Once a format is developed it seems that it starts an avalanche of similar programmes. This is by no means the first travelogue in a motorhome or campavan and it undoubtedly won’t be the last Whether you enjoy this format or not depends on whether or not you like the occupants and their banter. So confession time, I have a soft spot for the oft outrageous Miriam Margolyes.
In last night’s Miriam and Alan: Lost in Scotland (C4 9.15pm) the delightfully straight talking actress was accompanied by the mildly eccentric actor Alan Cummings as they took a nostalgic Motorhome trip around Scotland – her father’s land of birth and Cummings homeland.
Octogenarian Margolyes’ father was a Scot born in Glasgow, although she was born in Oxford, and Cummings, now living in Manhattan, was born in Perthshire. Margolyes now suffering from mobility problems is, as she has described herself, “fat” causing difficulty getting in and out of the motorhome without Cummings assistance, which he unselfishly gave.
The idea was that they would share the driving but Margolyes can only drive automatics and guess what, the production company hired a manual. Cumming drove to their first port of call, a somewhat pointless visit to Glasgow to see the area where her father Joseph Margolyes lived.
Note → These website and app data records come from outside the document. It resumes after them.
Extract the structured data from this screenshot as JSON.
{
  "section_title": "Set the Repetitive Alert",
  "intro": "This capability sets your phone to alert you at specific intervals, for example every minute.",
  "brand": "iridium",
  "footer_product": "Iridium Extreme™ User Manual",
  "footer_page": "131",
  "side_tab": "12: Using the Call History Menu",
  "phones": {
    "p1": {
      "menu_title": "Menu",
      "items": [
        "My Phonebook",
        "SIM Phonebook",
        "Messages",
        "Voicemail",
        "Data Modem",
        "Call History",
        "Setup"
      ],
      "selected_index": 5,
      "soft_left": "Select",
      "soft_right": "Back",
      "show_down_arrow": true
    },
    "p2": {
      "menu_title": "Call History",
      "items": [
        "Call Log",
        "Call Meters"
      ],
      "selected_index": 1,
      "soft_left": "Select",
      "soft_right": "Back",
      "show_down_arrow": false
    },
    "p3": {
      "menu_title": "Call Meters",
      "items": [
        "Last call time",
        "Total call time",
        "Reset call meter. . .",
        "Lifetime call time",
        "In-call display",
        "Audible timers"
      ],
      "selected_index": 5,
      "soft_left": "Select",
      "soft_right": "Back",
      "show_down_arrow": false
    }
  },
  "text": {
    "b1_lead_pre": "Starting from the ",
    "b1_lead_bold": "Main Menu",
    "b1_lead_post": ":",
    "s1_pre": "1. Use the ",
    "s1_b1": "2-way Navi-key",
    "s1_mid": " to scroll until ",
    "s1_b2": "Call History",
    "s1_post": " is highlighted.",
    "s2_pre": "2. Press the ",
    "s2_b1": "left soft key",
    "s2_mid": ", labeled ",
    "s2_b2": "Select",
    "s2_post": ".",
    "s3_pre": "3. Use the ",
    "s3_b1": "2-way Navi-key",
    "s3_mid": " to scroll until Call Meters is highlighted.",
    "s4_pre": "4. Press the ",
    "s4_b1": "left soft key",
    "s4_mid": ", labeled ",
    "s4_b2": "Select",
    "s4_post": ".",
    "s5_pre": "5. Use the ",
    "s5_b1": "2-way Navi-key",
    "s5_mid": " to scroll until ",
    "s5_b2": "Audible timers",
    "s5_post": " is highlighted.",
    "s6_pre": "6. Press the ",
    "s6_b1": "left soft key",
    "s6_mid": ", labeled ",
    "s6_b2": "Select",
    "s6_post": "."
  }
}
At a mid point they met up with actor Bill Paterson in the village of Fordyce where he and Miriam had filmed a TV production in 1980. Back then the pair bought a house in the village however, going by the fact that they did not visit the dwelling we can assume that they no longer own the property. The village was nostalgic for them and tiring for Cumming, who wheeled his travelling companion around in a wheelchair, but was frankly uninspiring for viewers, despite the pair’s best efforts. In archive extracts of the programme they made we did get to see a slimmer, 41 years younger Miriam.
A question running through this first episode is whether Cumming is related to the first baron of Cawdor, to whom he bears an uncanny resemblance as we see from an oil painting. He and Liza Campbell, daughter of the 6th earl had, some weeks before, taken a DNA test to see if the relationship is real. Viewers who watched Cummings Who Do You Think You Are? episode will not be surprised to find out why this possibility didn’t figure in that programme.
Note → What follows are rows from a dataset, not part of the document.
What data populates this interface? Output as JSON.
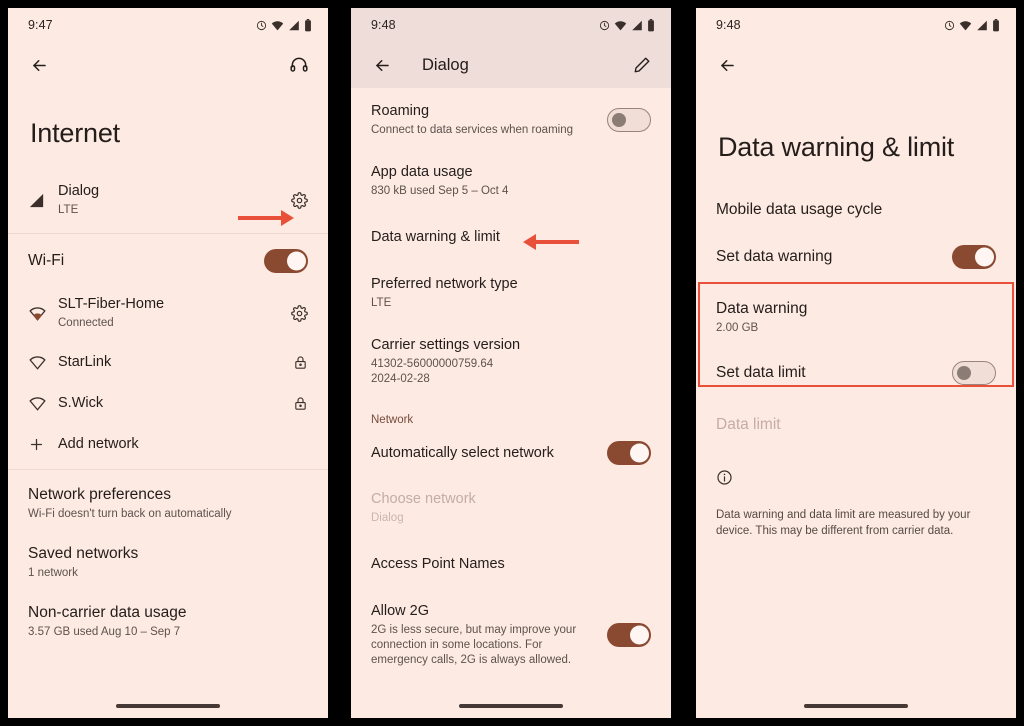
{
  "panel1": {
    "status": {
      "time": "9:47",
      "icons": [
        "alarm-icon",
        "wifi-icon",
        "signal-icon",
        "battery-icon"
      ]
    },
    "appbar": {
      "back": "back-arrow-icon",
      "action": "headset-help-icon"
    },
    "title": "Internet",
    "sim_row": {
      "title": "Dialog",
      "sub": "LTE",
      "lead_icon": "signal-bars-icon",
      "trail_icon": "gear-icon"
    },
    "wifi_toggle_row": {
      "title": "Wi-Fi",
      "state": "on"
    },
    "networks": [
      {
        "title": "SLT-Fiber-Home",
        "sub": "Connected",
        "lead_icon": "wifi-connected-icon",
        "trail_icon": "gear-icon"
      },
      {
        "title": "StarLink",
        "sub": "",
        "lead_icon": "wifi-empty-icon",
        "trail_icon": "lock-icon"
      },
      {
        "title": "S.Wick",
        "sub": "",
        "lead_icon": "wifi-empty-icon",
        "trail_icon": "lock-icon"
      }
    ],
    "add_network": {
      "title": "Add network",
      "lead_icon": "plus-icon"
    },
    "footer_rows": [
      {
        "title": "Network preferences",
        "sub": "Wi-Fi doesn't turn back on automatically"
      },
      {
        "title": "Saved networks",
        "sub": "1 network"
      },
      {
        "title": "Non-carrier data usage",
        "sub": "3.57 GB used Aug 10 – Sep 7"
      }
    ]
  },
  "panel2": {
    "status": {
      "time": "9:48",
      "icons": [
        "alarm-icon",
        "wifi-icon",
        "signal-icon",
        "battery-icon"
      ]
    },
    "appbar": {
      "back": "back-arrow-icon",
      "title": "Dialog",
      "action": "pencil-edit-icon"
    },
    "rows": [
      {
        "title": "Roaming",
        "sub": "Connect to data services when roaming",
        "switch": "off"
      },
      {
        "title": "App data usage",
        "sub": "830 kB used Sep 5 – Oct 4"
      },
      {
        "title": "Data warning & limit",
        "sub": ""
      },
      {
        "title": "Preferred network type",
        "sub": "LTE"
      },
      {
        "title": "Carrier settings version",
        "sub": "41302-56000000759.64\n2024-02-28"
      }
    ],
    "section_label": "Network",
    "rows2": [
      {
        "title": "Automatically select network",
        "sub": "",
        "switch": "on"
      },
      {
        "title": "Choose network",
        "sub": "Dialog",
        "dim": true
      },
      {
        "title": "Access Point Names",
        "sub": ""
      },
      {
        "title": "Allow 2G",
        "sub": "2G is less secure, but may improve your connection in some locations. For emergency calls, 2G is always allowed.",
        "switch": "on"
      }
    ]
  },
  "panel3": {
    "status": {
      "time": "9:48",
      "icons": [
        "alarm-icon",
        "wifi-icon",
        "signal-icon",
        "battery-icon"
      ]
    },
    "appbar": {
      "back": "back-arrow-icon"
    },
    "title": "Data warning & limit",
    "rows": [
      {
        "title": "Mobile data usage cycle",
        "sub": ""
      },
      {
        "title": "Set data warning",
        "sub": "",
        "switch": "on"
      },
      {
        "title": "Data warning",
        "sub": "2.00 GB"
      },
      {
        "title": "Set data limit",
        "sub": "",
        "switch": "off"
      },
      {
        "title": "Data limit",
        "sub": "",
        "dim": true
      }
    ],
    "info": {
      "icon": "info-circle-icon",
      "text": "Data warning and data limit are measured by your device. This may be different from carrier data."
    }
  },
  "annotations": {
    "accent_red": "#E8503A",
    "accent_brown": "#8A4A31",
    "bg": "#FCEAE3",
    "appbar_bg": "#EEDDD8"
  }
}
In his autobiography Not My Father’s Son, Cumming recounts the emotional and physical trauma his father inflicted on him in his childhood so a visit to the old family home was always on the cards. “He was particularly cruel to me and my brother,” Cumming tells Margolyes outside the dank outhouse in which his father once forcibly sheared young Cumming’s hair. The travelling companions sat in the garden as Cumming recalled memories that he would rather forget. Although they had the current owner’s permission to go into the house, he decided, in true theatrical style, that it would be too emotional – that must have pleased the owners who had no doubt expended time and energy getting the place camera ready.
Cummings concludes, “It would be a lovely place to live if you didn’t have massive childhood trauma in it.”
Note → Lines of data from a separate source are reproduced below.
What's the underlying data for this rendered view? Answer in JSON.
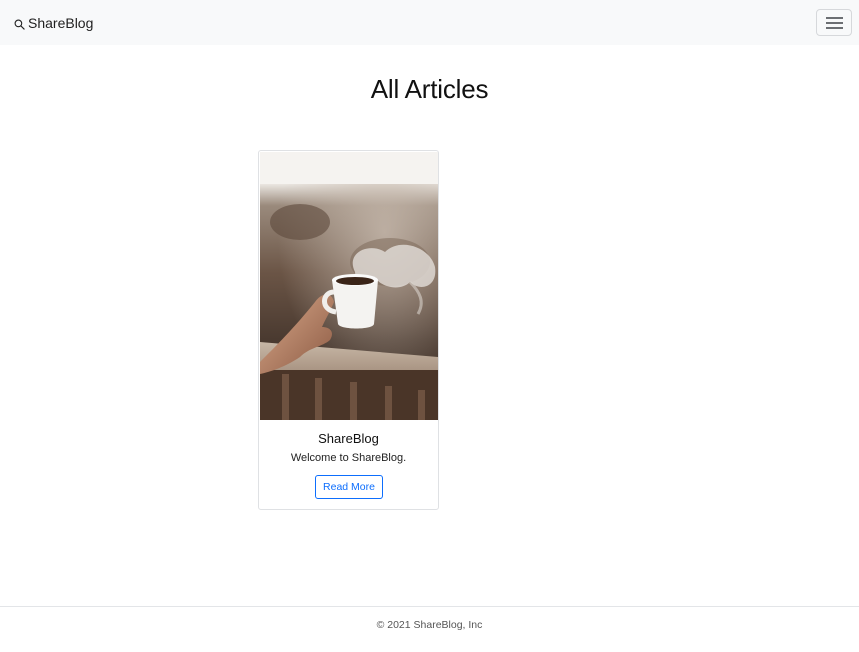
{
  "navbar": {
    "brand_icon": "search-icon",
    "brand_label": "ShareBlog",
    "toggler_icon": "hamburger-menu-icon"
  },
  "main": {
    "title": "All Articles",
    "articles": [
      {
        "image": "coffee-cup-photo",
        "title": "ShareBlog",
        "text": "Welcome to ShareBlog.",
        "button_label": "Read More"
      }
    ]
  },
  "footer": {
    "copyright": "© 2021 ShareBlog, Inc"
  },
  "colors": {
    "navbar_bg": "#f8f9fa",
    "link_blue": "#0d6efd",
    "border": "#dfe1e4"
  }
}
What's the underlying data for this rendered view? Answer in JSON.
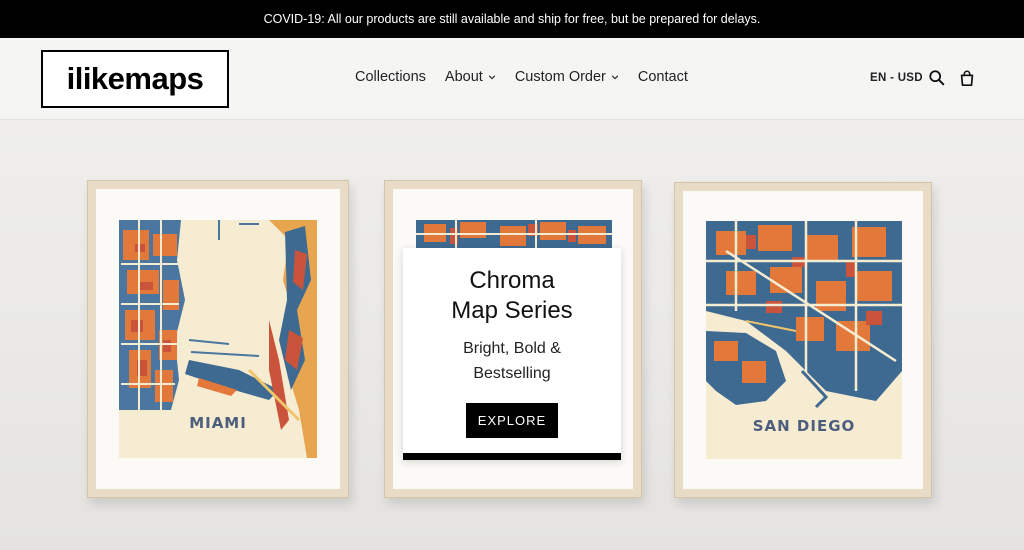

This is not the most inspiring travelogue you will ever see but the chemistry between Margolyes and Cumming makes it a pleasant enough hour’s viewing. Whether or not it can sustain a further two hours remains to be seen.